Great idea to play with older child, it will be interesting for you to see how she reacts in that situation.

They all learn how to get on with each other, don't worry too much about it, she will have friends.

    Bookmark   November 6, 2006 at 2:16AM
Thank you for reporting this comment. Undo

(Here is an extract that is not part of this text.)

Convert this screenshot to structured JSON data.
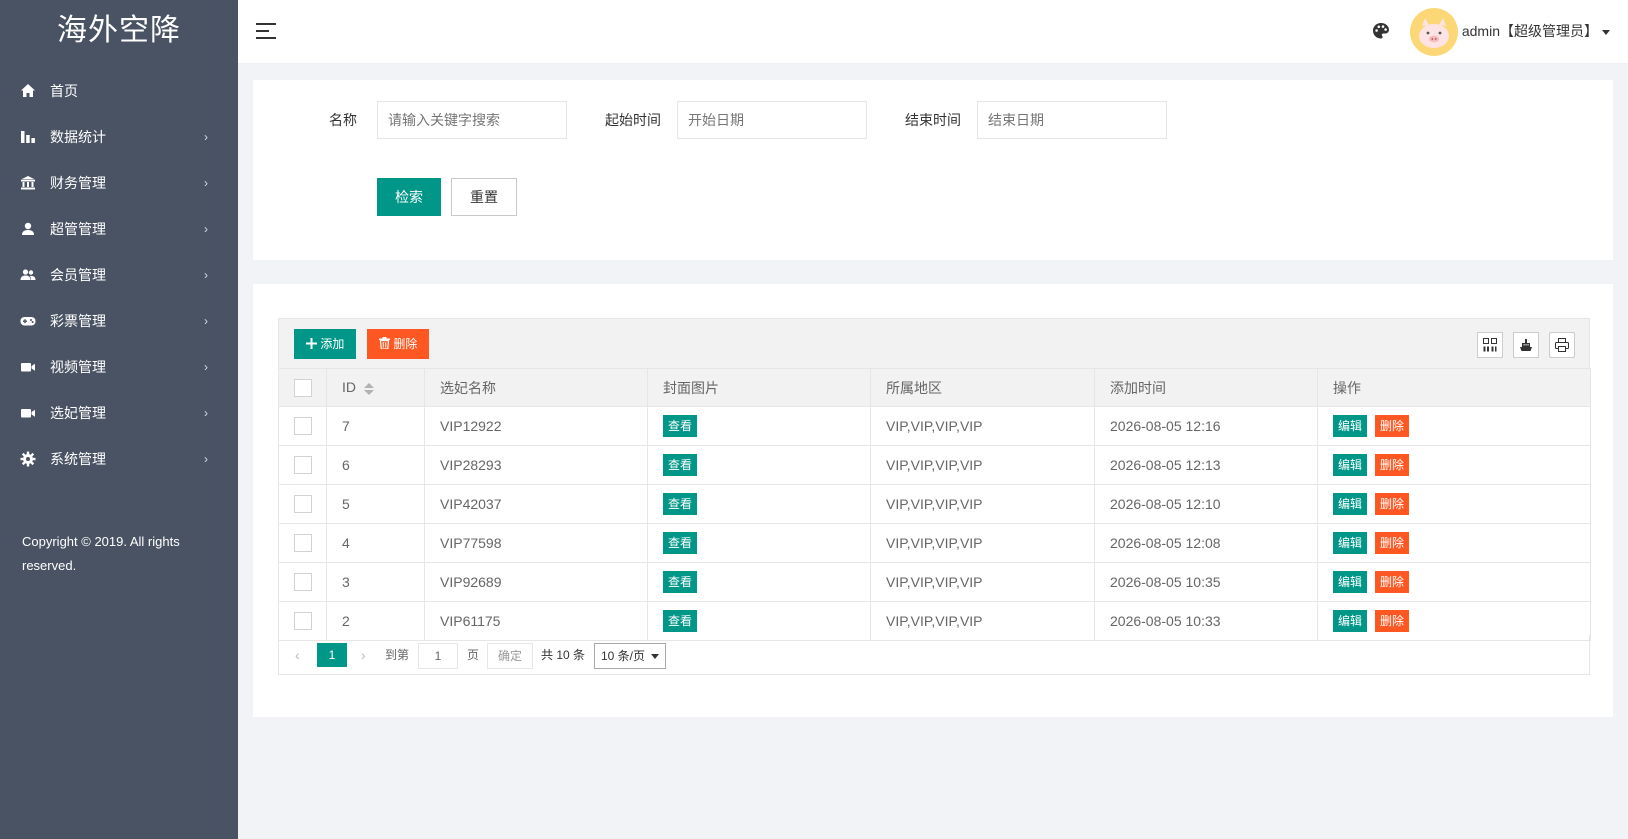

Here are a couple of observations for what they are worth: The "problem" behavior you are describing all seems to come down to an attempt (however ineffective or primitive) by your daughter to control the situation. Children don't have a great deal of control - over themselves or their environment. It's something that they learn. It seems to me that your daughter's enthusiasm for these play dates suggests that she wants to socialize and is ready to begin learning the skills she will need to do so. Her "break down" into attempts to control after a while suggests that she may have reached the limit of her still growing ability. Remember that she is playing with other children whose own social skills are under construction. Imagine yourself in a similar invite friends over and they expect to be able to "share" whatever you have. Even your newest clothes and your most expensive perfume are up for grabs. You might react in a fashion similar to your daughter's. In the case of adults, guests normally have internalized boundaries so that the hostess does not need to control their behavior. That isn't necessarily the case for children. Your daughter may be feeling very pushed - much more than is apparent to you.

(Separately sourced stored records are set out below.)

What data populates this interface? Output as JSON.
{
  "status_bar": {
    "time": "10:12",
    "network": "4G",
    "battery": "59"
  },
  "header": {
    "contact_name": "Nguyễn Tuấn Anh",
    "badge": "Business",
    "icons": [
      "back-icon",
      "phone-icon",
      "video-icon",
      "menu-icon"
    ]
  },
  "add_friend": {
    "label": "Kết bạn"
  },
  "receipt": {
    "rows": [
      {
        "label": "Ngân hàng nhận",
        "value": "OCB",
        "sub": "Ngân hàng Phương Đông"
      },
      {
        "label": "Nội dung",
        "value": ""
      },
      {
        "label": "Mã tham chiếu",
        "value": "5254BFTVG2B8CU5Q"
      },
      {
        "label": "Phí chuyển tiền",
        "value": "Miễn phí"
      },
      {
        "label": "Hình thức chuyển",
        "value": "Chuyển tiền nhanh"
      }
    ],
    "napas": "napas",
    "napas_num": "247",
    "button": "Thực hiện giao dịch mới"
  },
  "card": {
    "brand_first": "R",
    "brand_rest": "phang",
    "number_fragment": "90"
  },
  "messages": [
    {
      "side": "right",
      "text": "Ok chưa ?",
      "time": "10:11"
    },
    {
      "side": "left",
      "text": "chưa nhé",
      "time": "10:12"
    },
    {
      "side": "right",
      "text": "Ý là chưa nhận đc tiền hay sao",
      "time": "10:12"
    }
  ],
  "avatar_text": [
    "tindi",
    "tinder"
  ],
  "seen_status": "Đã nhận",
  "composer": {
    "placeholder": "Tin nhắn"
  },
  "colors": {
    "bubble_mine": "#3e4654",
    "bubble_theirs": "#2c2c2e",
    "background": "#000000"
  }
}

It might help for you to talk with her before such dates and let her know that she'll be expected to share with her friends but allow her to choose a few things that she does NOT wish to share. Those things can be put away safely so that she knows she still has "control" over them. Assure her that sharing does not mean losing what she wishes to keep.

You mentioned that you think by age 6 she should be able to play nicely with another child. Why do you think that? Don't you think that is a little arbitrary? Children are very different and what one can do with ease at a given age another may have trouble with for a long time. It seems to me that your daughter IS playing nicely with other children...just not for as long as you'd like. I agree with the others who have suggested shortening the play dates.

And finally, because children's socializing has much more to do with learning and practicing new skills than adult interactions, I think you have to expect a bit more "childish" behavior from them. Their squabbles can be very hard to listen to but they are opportunities for them to learn how to resolve conflict and to determine how they can fit into their group. If an adult is constantly intervening to stop every argument and to enforce one view of fairness, the children miss out on a lot of what such play dates have to offer. Of course that doesn't mean you shouldn't supervise to avoid actual physical conflict or extreme meanness but I recall that you said the other children didn't seem to notice the problem that is upsetting you. Sometimes it is difficult for a parent to realize that their child is NOT yet able to behave as an adult would.

    Bookmark   November 6, 2006 at 10:03AM
Thank you for reporting this comment. Undo


I take my hat have summed it up so well. What wonderful insight you have into the mind of a 6 year old.



    Bookmark   November 7, 2006 at 2:39AM
Sign Up to comment
More Discussions
My 21 year old daughter
My daughter has her first boyfriend at 21. Now she...
estrangement from adult children
There seems to be a very common thread with all these...
What do other working moms do?
Ok to start I do work full time but I work friday/saturday/sunday...
Teacher won't answer my question
This is pretty straightforward. My daughters' teacher...
A harness for a child that old ?
Looking for a safety harness to keep an escapist toddler...
Sponsored Products
Hughes U-Sofa Sectional (3 piece) - Cordova Picante Orange
Joybird Furniture
Eastern Jungle Gym Jumbo Binoculars - CB
$29.99 | Hayneedle
54" Cypress Crossback Swing
Watershed World Hands Shower Curtain - WOHA40-PTS
$34.99 | Hayneedle
Gotz Mini Muffin 8 in. Pink Outfit Baby Doll - 1387018
$23.74 | Hayneedle
Villa Comforter - CF7211BBKG-1400
$39.99 | Hayneedle
Strictly for Kids Preferred Mainstream Step 'n Slide I/T Mini Loft - SF440W
Minx Pendant No. EP96013 by ET2 Lighting
$68.00 | Lumens
© 2015 Houzz Inc. Houzz® The new way to design your home™